Records from a collection:
--- START ---

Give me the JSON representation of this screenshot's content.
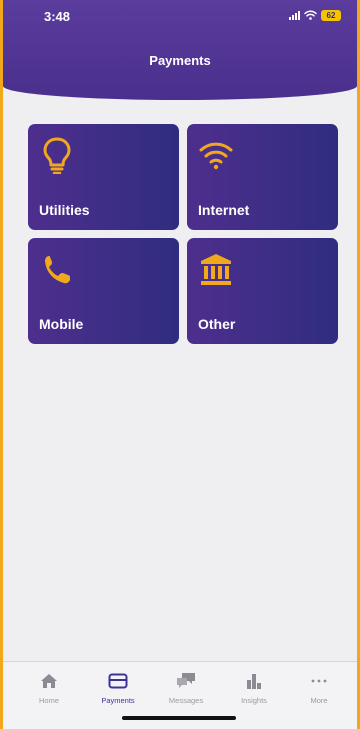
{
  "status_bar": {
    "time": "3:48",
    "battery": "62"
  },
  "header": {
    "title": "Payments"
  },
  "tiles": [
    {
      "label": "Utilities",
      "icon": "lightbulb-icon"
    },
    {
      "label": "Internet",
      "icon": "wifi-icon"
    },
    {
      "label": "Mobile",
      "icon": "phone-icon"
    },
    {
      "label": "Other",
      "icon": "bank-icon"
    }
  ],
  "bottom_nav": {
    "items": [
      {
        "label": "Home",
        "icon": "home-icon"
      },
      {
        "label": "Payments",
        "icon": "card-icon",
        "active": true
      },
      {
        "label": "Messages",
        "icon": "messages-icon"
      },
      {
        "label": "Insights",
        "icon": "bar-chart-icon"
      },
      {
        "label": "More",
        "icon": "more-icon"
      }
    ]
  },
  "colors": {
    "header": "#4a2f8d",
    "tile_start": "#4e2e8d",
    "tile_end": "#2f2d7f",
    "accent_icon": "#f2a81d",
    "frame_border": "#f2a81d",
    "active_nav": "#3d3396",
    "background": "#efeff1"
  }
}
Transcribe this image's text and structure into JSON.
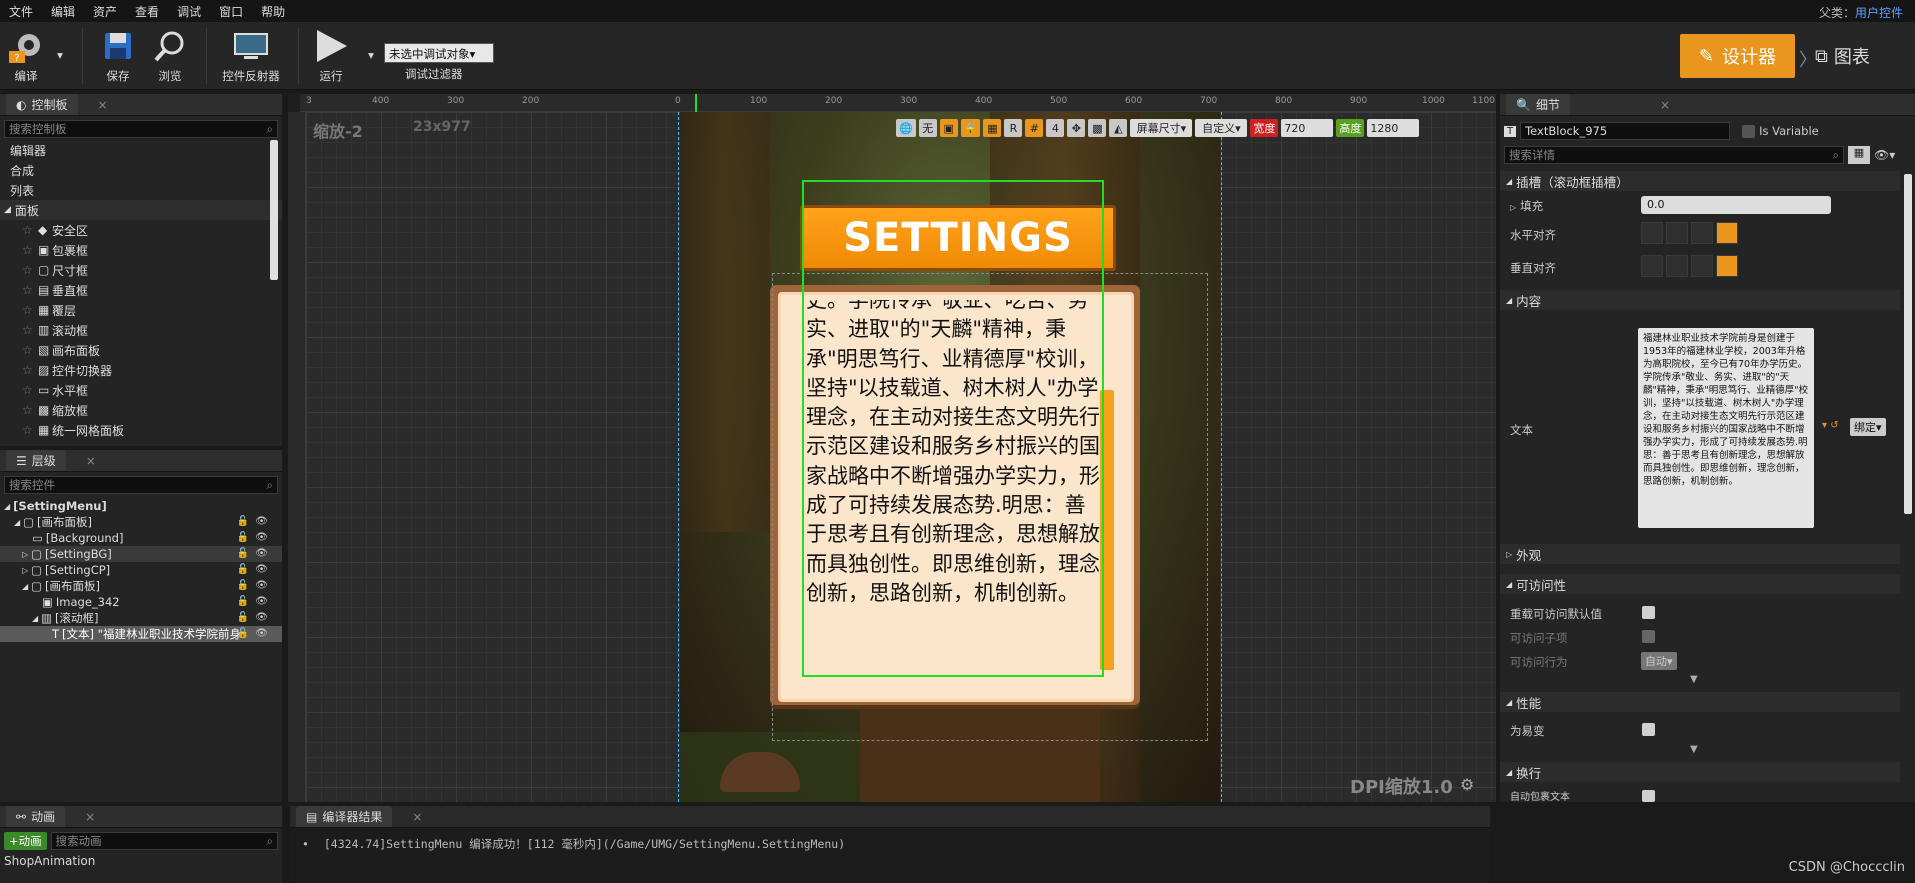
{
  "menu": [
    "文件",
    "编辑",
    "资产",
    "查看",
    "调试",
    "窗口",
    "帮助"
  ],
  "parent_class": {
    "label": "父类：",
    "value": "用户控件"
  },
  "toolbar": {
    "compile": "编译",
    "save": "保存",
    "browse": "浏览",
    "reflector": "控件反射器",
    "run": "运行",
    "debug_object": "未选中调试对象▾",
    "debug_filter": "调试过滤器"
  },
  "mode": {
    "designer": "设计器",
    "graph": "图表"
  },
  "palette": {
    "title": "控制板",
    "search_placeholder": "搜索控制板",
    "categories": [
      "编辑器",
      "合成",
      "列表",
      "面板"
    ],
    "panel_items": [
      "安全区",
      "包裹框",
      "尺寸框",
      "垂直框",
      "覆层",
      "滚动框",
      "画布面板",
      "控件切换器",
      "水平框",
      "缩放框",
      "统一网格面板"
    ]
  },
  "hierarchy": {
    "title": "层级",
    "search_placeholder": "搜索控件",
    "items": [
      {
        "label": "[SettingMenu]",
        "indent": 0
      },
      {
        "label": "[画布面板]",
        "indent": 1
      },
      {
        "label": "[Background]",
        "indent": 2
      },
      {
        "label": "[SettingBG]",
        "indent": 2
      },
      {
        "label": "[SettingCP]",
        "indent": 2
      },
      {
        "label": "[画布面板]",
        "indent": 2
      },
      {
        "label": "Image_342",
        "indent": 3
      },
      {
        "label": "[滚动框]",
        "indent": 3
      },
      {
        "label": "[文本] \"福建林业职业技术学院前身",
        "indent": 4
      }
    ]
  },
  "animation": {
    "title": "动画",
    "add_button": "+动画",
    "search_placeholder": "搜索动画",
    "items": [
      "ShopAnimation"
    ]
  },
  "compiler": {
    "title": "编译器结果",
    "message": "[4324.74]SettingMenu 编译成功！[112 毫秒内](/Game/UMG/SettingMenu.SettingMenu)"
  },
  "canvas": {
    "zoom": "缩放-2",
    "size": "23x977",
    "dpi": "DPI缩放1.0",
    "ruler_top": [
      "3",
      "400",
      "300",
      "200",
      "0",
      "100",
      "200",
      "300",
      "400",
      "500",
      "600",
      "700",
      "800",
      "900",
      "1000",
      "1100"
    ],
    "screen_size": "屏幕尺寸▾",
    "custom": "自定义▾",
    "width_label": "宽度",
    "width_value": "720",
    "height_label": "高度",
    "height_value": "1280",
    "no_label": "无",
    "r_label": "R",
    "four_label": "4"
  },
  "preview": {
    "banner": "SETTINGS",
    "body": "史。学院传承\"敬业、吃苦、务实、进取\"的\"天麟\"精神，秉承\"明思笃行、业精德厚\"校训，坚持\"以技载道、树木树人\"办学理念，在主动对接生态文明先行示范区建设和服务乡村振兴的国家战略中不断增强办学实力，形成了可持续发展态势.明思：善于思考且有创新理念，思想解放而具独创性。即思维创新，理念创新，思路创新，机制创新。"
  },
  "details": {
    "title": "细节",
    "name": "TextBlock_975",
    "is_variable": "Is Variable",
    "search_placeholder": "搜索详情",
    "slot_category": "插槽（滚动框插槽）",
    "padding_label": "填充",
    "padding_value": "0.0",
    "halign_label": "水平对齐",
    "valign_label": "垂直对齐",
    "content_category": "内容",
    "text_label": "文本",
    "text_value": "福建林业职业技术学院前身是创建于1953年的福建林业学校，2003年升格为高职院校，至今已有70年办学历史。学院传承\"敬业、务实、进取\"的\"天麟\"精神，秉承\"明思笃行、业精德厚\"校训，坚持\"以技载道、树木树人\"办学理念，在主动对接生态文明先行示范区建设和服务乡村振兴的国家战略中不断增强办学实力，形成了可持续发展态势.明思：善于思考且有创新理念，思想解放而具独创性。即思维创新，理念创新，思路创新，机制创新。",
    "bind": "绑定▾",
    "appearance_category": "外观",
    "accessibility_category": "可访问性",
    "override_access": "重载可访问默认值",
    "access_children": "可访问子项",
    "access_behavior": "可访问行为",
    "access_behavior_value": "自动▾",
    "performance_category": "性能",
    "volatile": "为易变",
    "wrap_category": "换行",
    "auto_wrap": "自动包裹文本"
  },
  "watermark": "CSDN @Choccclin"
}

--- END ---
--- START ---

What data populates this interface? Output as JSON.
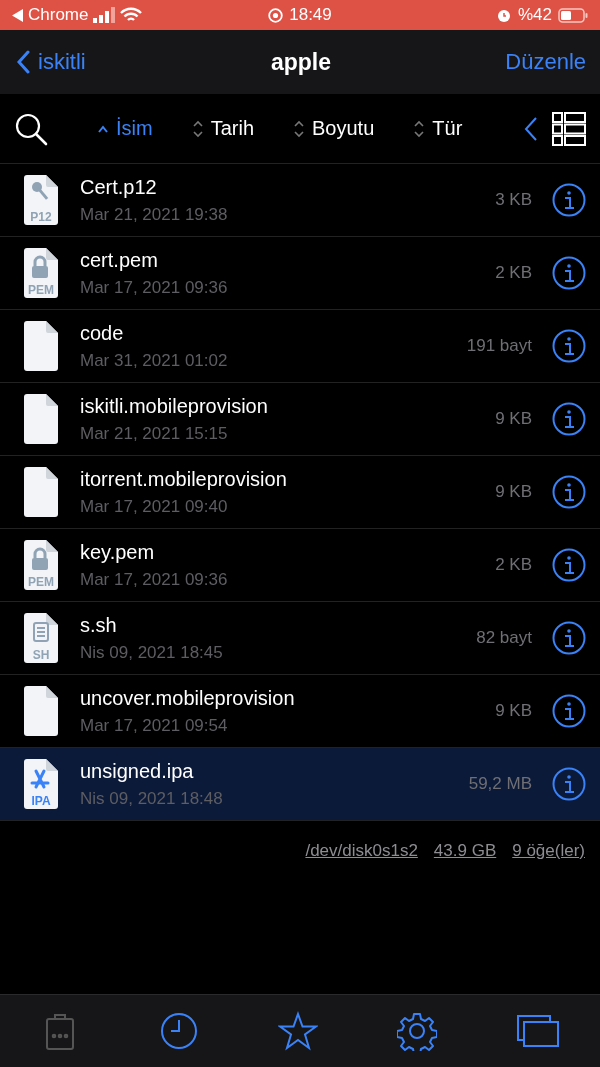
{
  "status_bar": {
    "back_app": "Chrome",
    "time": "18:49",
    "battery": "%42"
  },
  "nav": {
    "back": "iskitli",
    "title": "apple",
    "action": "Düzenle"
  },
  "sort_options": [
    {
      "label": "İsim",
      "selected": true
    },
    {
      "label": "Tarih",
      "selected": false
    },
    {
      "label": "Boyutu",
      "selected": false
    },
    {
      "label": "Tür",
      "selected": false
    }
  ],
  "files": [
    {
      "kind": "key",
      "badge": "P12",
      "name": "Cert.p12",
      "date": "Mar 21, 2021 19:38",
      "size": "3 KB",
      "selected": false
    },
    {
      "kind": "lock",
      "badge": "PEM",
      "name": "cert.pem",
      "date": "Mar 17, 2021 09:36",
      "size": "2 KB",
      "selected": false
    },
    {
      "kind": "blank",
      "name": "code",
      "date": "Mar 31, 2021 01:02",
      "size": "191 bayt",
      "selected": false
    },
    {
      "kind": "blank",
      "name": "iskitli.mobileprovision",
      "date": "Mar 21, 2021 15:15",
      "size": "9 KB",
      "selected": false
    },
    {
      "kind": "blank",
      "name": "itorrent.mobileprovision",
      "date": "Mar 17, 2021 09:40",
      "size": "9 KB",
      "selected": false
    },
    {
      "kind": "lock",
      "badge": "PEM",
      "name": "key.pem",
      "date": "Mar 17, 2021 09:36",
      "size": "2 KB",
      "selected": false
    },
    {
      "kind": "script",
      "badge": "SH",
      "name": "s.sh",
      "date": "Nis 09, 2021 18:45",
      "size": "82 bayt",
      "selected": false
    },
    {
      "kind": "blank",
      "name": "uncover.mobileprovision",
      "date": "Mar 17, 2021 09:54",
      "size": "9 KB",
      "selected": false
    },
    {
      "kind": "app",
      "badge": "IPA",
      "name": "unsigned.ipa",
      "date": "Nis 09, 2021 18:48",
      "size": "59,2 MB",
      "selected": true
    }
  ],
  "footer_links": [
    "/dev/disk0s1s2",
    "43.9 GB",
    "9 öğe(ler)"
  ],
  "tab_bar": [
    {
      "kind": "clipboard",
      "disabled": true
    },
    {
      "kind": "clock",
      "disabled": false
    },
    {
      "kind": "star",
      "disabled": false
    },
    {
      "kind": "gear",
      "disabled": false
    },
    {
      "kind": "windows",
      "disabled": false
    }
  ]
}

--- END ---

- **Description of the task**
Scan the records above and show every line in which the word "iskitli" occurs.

- **Output of the exercise**
    "back": "iskitli",
      "name": "iskitli.mobileprovision",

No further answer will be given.